What is being asked >> Filter the records below and copy every line containing the word "label".

Interface dataset entries

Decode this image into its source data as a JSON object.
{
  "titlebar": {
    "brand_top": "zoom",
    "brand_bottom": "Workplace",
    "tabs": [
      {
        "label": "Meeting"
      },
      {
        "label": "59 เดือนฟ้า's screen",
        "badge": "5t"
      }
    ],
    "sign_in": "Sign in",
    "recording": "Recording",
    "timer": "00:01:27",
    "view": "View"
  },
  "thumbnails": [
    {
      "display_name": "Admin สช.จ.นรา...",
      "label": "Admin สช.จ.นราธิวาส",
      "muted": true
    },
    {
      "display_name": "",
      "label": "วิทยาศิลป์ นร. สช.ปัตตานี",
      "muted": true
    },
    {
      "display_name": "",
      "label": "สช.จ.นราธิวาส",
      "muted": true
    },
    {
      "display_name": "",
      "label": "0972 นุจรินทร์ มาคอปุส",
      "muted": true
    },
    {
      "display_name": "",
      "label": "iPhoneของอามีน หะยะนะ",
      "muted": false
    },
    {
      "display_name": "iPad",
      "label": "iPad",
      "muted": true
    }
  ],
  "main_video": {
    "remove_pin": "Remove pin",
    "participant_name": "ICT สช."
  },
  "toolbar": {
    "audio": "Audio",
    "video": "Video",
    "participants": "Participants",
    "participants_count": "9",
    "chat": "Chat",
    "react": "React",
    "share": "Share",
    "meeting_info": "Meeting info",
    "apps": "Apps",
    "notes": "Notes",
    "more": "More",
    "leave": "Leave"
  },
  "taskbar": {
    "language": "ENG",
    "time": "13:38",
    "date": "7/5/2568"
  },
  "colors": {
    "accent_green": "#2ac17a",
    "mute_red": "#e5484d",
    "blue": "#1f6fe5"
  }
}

Response for this exercise >>
        "label": "Meeting"
        "label": "59 เดือนฟ้า's screen",
      "label": "Admin สช.จ.นราธิวาส",
      "label": "วิทยาศิลป์ นร. สช.ปัตตานี",
      "label": "สช.จ.นราธิวาส",
      "label": "0972 นุจรินทร์ มาคอปุส",
      "label": "iPhoneของอามีน หะยะนะ",
      "label": "iPad",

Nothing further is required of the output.